Do you have any thoughts on where this trend might be going? I really could have done without that bit, so much so that I wish I hadn’t read it and it strongly affected the rating I gave. What will I do if I can’t take care of myself? Feb 11, Alison Whiteman rated it really liked it. If one is wealthy, for example, hiring help would be an option.

Once I picked up a copy, I was impressed.

Going Solo by Eric Klinenberg – review

And during the research for that book, I got to spend some time learning about the rise of living alone, and specifically aging alone. He is the author of Wric Solo: The Economist Feb It also sparks new ideas about how we might better live together. Maybe I’m afraid of the stigma attached to the word “alone. Klinenberg serves up examples much like my own where it’s the friends, not the family, who are helping the young soloists through times of trouble and providing all types of support while allowing the person going solo to consider the quality of relationships and surround herself with the most healthy companions.

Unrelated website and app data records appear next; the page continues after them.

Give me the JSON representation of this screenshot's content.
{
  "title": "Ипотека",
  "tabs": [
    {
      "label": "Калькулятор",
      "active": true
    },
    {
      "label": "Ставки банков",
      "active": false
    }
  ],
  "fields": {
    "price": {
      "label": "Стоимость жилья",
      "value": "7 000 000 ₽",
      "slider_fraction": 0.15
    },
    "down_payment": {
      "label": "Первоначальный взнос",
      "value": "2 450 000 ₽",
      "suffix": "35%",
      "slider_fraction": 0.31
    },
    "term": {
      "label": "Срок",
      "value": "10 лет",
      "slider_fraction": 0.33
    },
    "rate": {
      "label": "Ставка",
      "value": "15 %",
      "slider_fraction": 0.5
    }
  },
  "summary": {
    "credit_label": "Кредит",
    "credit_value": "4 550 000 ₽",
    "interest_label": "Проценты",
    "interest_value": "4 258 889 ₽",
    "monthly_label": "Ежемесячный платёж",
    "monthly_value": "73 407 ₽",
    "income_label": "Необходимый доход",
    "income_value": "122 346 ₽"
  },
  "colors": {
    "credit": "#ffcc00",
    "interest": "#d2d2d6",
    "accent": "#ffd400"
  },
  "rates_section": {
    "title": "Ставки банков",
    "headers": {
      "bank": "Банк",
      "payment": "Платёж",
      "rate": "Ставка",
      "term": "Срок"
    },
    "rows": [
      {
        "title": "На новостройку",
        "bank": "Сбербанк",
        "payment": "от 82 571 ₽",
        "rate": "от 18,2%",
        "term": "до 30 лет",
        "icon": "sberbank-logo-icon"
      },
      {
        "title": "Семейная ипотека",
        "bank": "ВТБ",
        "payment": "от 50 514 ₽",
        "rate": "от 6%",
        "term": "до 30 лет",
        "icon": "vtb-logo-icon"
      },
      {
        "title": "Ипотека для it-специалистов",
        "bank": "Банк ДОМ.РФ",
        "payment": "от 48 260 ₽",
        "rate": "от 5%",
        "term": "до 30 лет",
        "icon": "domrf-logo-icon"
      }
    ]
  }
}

Eric Klinenberg, in Going Solo which just moved dric paperbackexamines the unprecedented increase in the number of people living alone. Until then, I will continue to live alone while I can enjoy it.


However, I didn’t see a lot of the ‘surprising appeal’ that the title promised me hashed out in the text itself. These are among the deepest insecurities generated by the cult of the individual.

Eric Klinenberg on Going Solo

But you can’t do everything, and this is the best book I have read on the subject so far. Below are some of my favourite quotes from the book that summarize the important points, as I saw them.

Photos Submit to Our Contest. This was a pretty good read. And it would be quite literally unbelievable were it not for the fact that those rates are even lower kliennberg the rates of living alone that we see in comparable European cities.

This goes against common stigmas that people who “live alone” are selfish. To see what your friends thought of this book, please sign up. Author Klinenberg is quick to point out that his entire study only deals with the culture of modern cities which allow for the expression of individual eccentricities and permit experiments with new ways of living.

The Economist Aug Its optimistic title notwithstanding, the tone of the book is sumber and factual. Threads collapsed expanded unthreaded. Today, more than 50 percent of American adults are single, and 31 million—roughly one out of every seven adults—live alone. There was also a lot about the struggles of living alone and being poor, single-occupancy rooms, and the way that places that house people in dangerous predicaments can pull them down.

Consequently, I found the earlier chapters less enlightening than the latter. I guess the most surprising appeal of the solo lifestyle this book is so quick to vilidate is the utter lack of responsibility we adults have to children.